More than just a physical challenge, safe climbing offers a very attractive mental challenge requiring strong focus and determination while confronting a constant fear of gravity. There is, indeed, a tendency within the scientific community to be drawn to climbing which is perhaps best explained in this NY Times article in 2001.
I started to climb recreationally indoors at the Go Vertical gym in Philadelphia, but did not ever venture outdoors until I moved to Oxford, UK where I found myself climbing with the OMC folks at the Brookes Wall, once again, after about a 4-year hiatus.
While not wishing to be the jack of all and master of none, climbing, nonetheless, has evolved into one of my fondest hobbies and it goes without saying that the parallels between running/Kendo and climbing are too many to list…
Link to my UKC Logbook!
“I too have paused many times at a particularly tricky move, hesitated as I tried to bolster my courage, and then stepped up or reached a tiny handhold at full stretch and breathed a sigh of relief. It is the essence of climbing. For an endless moment everything is concentrated on the outcome of one shift in body weight, one calculated decision to move, upon which the outcome of the entire climb – if not your life – is dependent. For an instant you are intensely alive. Good memories of climbs are about these brilliantly intense experiences, milliseconds of movement, confrontations with infinity, breath held until you have won through.
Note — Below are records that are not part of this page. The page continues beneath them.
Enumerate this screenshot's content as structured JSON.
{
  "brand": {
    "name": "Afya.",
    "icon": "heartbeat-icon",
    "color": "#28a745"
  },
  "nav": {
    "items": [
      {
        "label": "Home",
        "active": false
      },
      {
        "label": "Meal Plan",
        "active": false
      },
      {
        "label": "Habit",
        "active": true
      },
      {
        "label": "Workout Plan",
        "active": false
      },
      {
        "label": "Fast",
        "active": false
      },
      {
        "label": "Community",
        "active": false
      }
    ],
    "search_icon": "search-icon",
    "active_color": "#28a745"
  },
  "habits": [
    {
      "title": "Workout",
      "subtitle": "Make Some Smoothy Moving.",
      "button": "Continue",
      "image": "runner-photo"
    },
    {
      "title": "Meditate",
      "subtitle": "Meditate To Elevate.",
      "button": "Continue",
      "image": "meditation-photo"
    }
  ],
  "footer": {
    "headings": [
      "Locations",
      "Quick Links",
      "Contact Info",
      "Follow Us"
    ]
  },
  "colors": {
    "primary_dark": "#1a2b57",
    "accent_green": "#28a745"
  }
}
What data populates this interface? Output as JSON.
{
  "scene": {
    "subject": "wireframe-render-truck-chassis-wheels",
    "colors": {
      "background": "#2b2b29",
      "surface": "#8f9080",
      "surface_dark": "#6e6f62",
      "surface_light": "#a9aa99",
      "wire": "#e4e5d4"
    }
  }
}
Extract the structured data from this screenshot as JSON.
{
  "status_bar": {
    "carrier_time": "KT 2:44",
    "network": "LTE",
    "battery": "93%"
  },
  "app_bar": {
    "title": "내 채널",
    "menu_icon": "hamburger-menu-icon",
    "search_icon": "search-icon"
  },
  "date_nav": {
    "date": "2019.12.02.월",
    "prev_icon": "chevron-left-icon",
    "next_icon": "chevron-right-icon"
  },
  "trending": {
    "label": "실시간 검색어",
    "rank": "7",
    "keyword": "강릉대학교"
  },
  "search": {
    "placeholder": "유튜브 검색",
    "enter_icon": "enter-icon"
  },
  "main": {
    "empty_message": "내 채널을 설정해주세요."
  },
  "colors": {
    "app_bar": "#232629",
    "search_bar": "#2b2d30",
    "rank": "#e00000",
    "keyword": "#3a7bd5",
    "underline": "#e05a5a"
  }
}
I glanced up at the face thinking of Aldi’s fateful step. Sometimes we lose…”
– Joe Simpson, The Beckoning Silence